The first model is the easier one to follow--especially if the goal is full inclusion in regular classrooms with minimal disruptions to classroom routines. But if the goal is actual education, then the first thing to look at is whether the assignments that are supposed to be educating the child are actually having this effect--rather than other effects that too many people are only too happy to "manage" away.

6 comments:

Mrs. C said...

Since I homeschool, I see that I am "catering" to these educational needs and that makes it more difficult for them to transition into the neurotypical expectations at Sunday school, etc.

But barring violence or severe mental illness/safety issues, why would you medicate your kid? Just to make the TEACHER's day easier? That's not right.

Lsquared said...

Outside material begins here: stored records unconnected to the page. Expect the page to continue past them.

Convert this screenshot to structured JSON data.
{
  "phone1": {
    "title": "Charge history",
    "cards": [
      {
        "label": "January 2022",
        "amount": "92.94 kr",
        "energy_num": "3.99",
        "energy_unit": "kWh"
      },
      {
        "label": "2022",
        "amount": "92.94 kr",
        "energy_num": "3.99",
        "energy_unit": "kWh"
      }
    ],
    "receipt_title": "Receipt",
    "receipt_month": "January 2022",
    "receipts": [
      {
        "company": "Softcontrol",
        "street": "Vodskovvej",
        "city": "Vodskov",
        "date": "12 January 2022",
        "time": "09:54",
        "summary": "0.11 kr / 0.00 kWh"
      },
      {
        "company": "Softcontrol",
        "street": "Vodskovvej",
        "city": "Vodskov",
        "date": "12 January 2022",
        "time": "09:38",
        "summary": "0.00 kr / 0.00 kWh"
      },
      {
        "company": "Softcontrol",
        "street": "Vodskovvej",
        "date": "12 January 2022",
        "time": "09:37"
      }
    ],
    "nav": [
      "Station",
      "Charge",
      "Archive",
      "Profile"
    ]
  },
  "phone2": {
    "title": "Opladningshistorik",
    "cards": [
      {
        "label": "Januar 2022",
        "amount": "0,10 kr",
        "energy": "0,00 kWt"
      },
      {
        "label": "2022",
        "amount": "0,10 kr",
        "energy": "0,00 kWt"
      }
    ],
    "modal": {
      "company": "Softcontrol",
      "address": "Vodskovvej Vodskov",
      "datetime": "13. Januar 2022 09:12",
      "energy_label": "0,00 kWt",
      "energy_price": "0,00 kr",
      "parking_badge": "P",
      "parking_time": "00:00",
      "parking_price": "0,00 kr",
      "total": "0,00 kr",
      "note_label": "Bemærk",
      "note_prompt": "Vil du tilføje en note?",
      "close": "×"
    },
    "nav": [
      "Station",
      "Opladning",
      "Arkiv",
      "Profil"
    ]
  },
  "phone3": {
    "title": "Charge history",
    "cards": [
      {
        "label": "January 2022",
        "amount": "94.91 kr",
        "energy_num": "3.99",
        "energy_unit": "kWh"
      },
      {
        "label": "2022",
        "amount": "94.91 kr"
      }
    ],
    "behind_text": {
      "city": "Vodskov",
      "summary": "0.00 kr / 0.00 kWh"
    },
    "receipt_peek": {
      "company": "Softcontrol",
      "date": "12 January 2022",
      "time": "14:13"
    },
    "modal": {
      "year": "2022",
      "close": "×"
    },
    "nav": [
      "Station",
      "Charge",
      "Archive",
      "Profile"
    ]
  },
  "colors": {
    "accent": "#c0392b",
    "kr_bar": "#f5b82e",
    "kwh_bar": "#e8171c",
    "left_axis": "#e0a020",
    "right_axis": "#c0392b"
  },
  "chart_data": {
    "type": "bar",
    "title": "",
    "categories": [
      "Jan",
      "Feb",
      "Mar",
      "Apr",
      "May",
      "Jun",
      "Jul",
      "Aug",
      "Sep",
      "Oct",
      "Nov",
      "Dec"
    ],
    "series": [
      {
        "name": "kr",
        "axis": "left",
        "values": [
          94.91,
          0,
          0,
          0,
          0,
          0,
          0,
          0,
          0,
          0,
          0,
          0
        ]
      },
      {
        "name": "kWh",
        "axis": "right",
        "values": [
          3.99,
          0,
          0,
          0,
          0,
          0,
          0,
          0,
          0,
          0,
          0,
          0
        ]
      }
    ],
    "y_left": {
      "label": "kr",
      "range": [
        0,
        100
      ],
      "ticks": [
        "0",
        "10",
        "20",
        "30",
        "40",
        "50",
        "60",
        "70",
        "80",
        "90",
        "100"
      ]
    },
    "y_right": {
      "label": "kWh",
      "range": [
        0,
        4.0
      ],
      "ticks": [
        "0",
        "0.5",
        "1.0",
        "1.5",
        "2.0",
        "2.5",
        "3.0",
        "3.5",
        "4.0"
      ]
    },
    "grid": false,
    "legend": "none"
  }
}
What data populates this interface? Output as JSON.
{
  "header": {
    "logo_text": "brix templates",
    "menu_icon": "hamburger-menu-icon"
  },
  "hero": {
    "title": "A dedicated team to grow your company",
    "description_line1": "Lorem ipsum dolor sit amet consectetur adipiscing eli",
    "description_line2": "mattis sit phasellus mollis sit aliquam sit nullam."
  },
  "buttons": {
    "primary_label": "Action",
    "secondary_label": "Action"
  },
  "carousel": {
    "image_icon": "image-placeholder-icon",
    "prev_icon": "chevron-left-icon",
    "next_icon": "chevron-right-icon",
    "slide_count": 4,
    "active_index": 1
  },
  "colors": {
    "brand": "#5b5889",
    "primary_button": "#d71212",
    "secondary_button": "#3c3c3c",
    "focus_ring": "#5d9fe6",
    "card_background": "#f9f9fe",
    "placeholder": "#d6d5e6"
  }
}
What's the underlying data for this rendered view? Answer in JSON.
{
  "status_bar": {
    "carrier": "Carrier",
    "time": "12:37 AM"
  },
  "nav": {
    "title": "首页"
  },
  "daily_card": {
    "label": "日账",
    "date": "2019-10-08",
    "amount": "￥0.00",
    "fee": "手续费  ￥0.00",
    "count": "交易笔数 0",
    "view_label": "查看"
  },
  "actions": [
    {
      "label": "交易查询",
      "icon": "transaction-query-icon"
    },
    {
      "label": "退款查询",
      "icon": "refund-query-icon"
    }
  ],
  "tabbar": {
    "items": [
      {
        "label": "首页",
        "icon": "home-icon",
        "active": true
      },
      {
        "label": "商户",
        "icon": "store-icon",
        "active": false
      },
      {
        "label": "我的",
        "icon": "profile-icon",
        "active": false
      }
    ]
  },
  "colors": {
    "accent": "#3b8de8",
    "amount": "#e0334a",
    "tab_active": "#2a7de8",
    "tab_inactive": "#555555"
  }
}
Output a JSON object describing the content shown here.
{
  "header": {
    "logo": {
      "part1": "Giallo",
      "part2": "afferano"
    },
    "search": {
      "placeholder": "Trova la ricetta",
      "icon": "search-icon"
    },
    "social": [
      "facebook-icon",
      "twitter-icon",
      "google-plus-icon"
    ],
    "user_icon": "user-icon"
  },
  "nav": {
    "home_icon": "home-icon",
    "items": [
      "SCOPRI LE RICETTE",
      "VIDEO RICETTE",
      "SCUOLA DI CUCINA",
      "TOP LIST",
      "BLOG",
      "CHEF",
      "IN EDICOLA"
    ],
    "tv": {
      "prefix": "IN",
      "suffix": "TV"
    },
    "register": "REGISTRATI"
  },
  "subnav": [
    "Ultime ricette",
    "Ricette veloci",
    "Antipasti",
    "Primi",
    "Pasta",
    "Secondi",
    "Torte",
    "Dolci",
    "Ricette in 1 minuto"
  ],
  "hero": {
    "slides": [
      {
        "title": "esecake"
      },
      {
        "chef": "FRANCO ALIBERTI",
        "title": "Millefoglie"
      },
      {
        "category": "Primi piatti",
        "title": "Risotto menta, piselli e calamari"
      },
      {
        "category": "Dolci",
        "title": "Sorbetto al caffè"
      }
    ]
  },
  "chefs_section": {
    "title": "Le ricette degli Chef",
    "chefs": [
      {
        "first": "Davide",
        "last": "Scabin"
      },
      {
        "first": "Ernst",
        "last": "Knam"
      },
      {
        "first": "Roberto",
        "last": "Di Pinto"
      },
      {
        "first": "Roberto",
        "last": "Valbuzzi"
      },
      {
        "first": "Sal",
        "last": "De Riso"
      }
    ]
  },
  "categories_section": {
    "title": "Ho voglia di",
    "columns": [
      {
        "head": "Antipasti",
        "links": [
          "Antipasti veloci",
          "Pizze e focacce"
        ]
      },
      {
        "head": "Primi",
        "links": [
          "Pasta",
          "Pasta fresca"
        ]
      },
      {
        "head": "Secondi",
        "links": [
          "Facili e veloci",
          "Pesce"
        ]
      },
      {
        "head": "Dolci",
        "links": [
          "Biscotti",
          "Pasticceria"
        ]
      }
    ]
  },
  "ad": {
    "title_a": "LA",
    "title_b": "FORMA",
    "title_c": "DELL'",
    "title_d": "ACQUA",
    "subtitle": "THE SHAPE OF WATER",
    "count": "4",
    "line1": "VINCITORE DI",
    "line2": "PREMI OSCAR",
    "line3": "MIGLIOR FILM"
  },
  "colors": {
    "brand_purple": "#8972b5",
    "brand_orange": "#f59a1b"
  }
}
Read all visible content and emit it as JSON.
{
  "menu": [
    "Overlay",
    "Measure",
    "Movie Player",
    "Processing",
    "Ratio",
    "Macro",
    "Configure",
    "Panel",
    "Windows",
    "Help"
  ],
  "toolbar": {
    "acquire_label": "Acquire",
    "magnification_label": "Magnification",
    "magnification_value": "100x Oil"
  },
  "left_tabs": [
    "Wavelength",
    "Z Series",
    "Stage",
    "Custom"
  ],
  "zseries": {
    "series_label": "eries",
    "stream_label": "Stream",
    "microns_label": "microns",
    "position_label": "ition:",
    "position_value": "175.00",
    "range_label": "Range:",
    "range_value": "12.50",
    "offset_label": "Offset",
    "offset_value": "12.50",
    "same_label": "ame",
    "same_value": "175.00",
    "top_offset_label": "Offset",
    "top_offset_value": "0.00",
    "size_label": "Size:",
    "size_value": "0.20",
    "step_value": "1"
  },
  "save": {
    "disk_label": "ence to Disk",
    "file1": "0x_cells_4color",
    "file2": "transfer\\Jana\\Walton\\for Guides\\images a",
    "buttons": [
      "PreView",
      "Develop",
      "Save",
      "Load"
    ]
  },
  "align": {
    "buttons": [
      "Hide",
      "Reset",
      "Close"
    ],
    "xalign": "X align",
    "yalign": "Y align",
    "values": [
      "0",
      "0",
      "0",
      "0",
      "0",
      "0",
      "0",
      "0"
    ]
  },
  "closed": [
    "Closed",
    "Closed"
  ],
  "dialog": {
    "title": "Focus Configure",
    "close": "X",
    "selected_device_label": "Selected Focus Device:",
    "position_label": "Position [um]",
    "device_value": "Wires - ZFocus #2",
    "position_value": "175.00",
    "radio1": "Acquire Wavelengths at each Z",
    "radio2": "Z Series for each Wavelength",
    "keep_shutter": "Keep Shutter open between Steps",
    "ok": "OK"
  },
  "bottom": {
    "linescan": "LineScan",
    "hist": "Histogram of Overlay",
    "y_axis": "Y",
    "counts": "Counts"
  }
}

I'm totally with you on the managing/educating dichotomy. Managing isn't bad, but educating should come first. (I feel so lucky to have had my ADD kids in an elementary school where the teachers could and did adapt to them somewhat, so the education could work even when the management wasn't so good).

On the other hand, medication isn't always bad. My son isn't autistic, just ADHD, but the medication works for him, and it's not just to make my/the teacher's life easier. He pays more attention to the world around him when he's on his meds, and he can control himself better. He even appreciates the difference himself sometimes. (I know the meds don't work for everyone, though. It would be nice if there were a magic pill to help every child live up to their potential... sigh.)

Anonymous said...

We run up against the reality that school-based education (and particularly mainstream classrooms) is an activity based on creating learning experiences that will work for a group of children. Maybe better for some than for others, but well enough to say that learning is happening. Differentiation is valued, but it's clear that there's a limit to how much of it can happen during any given lesson or activity. As I said in the comment section of a post below, IEP's have a tendency to overlook the time constraints that make the amount of instructional differentiation that children with autism need, an unrealistic goal.

FedUpMom said...

Katharine, this post could have been written about any child.

Most of what goes on during the school day is classroom management, rather than teaching.

Kids are set to work on "projects" that have no educational value. If you complain about this, you get responses like, "they need to learn to do what they're told like all the other kids!" as if that's the entire purpose of school.

FedUpMom said...

Katharine, I just noticed you misspelled "autistic" in your title.

Katharine Beals said...

Thanks for spotting the typo, FedupMom. It's very true that this managing vs. educating issue applies to all kids. But, as with so many issues in contemporary education (group work, unstructured learning, dumbed down math, large, open-ended projects), I'd argue that HFA/Asperger's kids in particular really force the issue.